**PROMPT:**
Report each line of the records below that holds the word "Adapter".

Web page and app entries
□ □ □ □ □
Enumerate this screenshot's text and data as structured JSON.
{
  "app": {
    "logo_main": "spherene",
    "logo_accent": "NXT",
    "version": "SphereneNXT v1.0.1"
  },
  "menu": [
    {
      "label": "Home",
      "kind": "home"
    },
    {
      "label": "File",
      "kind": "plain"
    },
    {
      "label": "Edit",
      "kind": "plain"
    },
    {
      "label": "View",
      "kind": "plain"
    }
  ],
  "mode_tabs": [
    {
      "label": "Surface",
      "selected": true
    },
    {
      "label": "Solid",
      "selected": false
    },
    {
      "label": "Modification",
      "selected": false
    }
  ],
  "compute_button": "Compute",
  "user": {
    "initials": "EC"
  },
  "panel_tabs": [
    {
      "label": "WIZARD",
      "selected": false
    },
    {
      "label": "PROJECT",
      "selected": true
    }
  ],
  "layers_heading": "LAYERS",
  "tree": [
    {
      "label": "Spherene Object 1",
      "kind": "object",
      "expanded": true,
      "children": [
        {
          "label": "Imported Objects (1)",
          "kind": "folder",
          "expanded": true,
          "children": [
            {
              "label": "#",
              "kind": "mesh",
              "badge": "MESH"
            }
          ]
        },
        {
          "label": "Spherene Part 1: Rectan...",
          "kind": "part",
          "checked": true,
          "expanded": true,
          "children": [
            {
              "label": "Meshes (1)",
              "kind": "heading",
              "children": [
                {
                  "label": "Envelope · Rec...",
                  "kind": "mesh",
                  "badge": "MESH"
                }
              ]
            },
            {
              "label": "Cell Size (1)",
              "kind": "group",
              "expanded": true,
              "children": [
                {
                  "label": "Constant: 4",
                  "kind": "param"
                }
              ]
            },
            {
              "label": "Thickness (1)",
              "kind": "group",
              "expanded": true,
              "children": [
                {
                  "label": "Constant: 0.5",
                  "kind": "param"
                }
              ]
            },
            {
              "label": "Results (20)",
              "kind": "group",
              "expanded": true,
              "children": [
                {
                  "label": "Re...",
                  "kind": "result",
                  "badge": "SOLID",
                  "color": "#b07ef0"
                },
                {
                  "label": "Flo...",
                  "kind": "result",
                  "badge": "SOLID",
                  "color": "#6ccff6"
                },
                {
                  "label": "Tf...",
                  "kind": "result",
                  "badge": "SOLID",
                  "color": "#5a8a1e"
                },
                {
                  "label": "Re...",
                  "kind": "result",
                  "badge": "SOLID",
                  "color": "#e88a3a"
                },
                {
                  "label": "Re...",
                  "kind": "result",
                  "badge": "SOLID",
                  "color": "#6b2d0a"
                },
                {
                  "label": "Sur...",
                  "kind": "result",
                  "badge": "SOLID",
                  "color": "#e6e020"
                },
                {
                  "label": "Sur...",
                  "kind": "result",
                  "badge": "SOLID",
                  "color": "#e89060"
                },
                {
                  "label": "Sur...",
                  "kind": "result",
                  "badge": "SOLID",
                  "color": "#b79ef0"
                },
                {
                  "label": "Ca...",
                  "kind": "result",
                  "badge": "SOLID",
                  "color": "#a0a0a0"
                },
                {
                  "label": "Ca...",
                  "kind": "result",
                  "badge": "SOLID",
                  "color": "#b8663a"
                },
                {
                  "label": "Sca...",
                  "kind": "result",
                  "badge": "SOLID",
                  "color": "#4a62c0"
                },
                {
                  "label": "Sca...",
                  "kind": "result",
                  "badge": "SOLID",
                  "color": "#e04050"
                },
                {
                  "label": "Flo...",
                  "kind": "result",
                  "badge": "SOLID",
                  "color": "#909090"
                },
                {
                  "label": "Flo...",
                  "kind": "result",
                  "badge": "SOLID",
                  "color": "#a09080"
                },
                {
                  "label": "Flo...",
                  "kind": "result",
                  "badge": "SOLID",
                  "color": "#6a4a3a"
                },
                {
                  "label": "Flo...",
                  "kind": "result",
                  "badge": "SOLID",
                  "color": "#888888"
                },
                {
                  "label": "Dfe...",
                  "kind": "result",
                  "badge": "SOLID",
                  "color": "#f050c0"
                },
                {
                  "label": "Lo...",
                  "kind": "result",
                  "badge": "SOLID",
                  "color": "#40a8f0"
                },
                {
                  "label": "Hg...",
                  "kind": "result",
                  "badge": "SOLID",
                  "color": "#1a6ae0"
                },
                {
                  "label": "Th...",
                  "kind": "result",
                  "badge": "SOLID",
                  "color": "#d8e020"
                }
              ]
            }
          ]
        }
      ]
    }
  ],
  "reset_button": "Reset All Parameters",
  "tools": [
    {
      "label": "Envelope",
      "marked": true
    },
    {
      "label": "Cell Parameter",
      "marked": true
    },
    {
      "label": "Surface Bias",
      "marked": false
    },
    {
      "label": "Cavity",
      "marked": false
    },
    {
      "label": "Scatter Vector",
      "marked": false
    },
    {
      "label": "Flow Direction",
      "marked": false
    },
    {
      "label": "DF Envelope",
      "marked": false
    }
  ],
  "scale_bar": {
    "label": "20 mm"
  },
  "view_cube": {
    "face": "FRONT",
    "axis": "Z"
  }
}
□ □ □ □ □
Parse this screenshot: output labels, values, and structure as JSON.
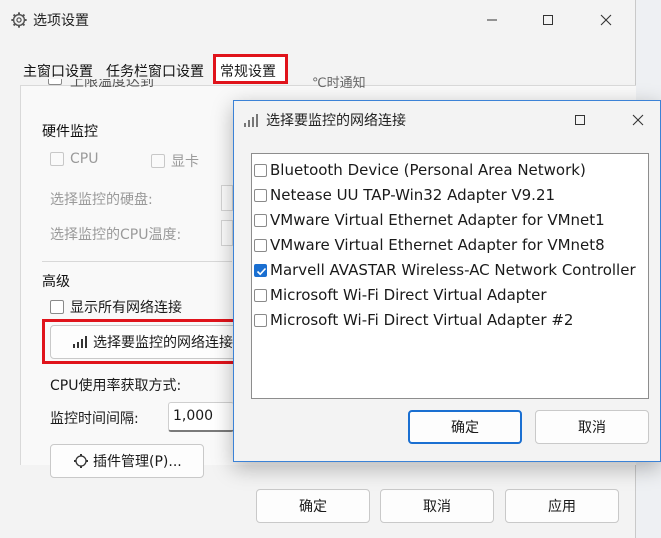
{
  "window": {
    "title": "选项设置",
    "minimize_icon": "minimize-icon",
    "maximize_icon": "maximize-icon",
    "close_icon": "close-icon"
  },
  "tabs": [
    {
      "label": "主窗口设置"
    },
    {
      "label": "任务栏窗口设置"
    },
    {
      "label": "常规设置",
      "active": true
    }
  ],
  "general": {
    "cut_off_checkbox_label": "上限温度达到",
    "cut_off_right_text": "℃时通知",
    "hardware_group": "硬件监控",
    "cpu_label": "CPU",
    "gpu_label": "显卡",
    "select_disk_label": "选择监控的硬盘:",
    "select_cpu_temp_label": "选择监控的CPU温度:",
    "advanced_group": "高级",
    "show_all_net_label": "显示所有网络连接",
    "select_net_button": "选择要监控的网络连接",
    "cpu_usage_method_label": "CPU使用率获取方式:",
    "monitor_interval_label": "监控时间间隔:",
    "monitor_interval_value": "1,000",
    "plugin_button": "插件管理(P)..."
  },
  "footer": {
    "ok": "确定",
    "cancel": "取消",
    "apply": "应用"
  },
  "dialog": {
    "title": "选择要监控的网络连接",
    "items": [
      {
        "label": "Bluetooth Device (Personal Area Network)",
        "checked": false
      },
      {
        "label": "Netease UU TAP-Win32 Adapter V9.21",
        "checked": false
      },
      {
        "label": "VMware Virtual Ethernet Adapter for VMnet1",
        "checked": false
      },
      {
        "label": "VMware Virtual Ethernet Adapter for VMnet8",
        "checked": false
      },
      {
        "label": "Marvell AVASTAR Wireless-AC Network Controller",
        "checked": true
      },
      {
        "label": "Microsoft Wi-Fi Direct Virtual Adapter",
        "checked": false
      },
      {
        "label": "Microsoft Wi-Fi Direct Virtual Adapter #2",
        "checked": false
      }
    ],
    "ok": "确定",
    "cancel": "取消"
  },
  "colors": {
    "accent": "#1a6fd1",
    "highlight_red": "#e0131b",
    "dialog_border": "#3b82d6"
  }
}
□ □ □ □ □
**ANSWER BOX:**
        "label": "Netease UU TAP-Win32 Adapter V9.21",
        "label": "VMware Virtual Ethernet Adapter for VMnet1",
        "label": "VMware Virtual Ethernet Adapter for VMnet8",
        "label": "Microsoft Wi-Fi Direct Virtual Adapter",
        "label": "Microsoft Wi-Fi Direct Virtual Adapter #2",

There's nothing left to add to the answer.